■ Aim of the exercise ■
Each line from the one that contains "Decode this image" down to the last line of the material should be retyped exactly as it stands.
· · · · ·
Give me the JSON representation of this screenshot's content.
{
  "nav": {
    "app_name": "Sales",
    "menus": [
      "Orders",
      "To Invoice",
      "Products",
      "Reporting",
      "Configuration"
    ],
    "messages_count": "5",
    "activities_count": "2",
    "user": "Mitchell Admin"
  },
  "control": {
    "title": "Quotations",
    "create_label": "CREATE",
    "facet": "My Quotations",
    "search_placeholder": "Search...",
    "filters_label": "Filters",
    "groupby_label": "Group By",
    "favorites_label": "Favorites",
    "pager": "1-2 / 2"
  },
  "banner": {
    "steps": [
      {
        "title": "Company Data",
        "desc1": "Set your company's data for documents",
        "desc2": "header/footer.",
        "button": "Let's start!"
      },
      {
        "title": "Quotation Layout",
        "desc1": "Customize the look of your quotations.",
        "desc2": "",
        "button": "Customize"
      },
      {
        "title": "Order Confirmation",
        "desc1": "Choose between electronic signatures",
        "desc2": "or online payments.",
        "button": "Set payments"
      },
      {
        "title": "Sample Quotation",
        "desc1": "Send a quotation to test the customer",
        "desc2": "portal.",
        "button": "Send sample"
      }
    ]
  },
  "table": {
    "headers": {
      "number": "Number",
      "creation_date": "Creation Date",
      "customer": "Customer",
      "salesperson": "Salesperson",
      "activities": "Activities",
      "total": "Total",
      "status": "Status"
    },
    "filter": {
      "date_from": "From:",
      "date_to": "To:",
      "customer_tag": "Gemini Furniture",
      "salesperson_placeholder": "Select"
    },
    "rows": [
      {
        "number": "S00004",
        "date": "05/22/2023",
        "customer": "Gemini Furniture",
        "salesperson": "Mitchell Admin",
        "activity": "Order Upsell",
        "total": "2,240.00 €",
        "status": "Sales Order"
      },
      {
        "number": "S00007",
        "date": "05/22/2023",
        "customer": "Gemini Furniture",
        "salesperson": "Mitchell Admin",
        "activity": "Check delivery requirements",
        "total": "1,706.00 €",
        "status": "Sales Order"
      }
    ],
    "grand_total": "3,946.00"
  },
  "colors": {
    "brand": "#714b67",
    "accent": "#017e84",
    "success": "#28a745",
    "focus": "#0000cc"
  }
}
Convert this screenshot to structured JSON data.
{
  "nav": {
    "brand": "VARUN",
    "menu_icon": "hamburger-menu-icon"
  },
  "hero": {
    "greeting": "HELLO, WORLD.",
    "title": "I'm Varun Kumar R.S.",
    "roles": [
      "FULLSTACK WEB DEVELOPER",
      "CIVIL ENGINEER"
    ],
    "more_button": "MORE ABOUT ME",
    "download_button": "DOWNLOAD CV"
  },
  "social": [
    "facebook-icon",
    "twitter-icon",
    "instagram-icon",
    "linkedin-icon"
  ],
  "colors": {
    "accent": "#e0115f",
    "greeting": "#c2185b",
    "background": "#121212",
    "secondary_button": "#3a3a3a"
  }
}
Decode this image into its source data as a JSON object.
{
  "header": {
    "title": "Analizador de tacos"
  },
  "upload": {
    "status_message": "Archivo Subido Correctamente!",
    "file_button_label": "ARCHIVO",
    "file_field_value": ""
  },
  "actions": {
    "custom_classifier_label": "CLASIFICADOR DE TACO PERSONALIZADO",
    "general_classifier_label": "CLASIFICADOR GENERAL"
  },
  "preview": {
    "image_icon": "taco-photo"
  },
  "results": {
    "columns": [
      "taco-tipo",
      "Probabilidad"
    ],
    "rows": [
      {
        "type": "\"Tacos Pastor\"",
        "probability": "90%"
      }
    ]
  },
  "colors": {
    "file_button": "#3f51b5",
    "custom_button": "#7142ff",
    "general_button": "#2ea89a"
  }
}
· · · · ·
■ Exercise response ■
Decode this image into its source data as a JSON object.
{
  "header": {
    "title": "Analizador de tacos"
  },
  "upload": {
    "status_message": "Archivo Subido Correctamente!",
    "file_button_label": "ARCHIVO",
    "file_field_value": ""
  },
  "actions": {
    "custom_classifier_label": "CLASIFICADOR DE TACO PERSONALIZADO",
    "general_classifier_label": "CLASIFICADOR GENERAL"
  },
  "preview": {
    "image_icon": "taco-photo"
  },
  "results": {
    "columns": [
      "taco-tipo",
      "Probabilidad"
    ],
    "rows": [
      {
        "type": "\"Tacos Pastor\"",
        "probability": "90%"
      }
    ]
  },
  "colors": {
    "file_button": "#3f51b5",
    "custom_button": "#7142ff",
    "general_button": "#2ea89a"
  }
}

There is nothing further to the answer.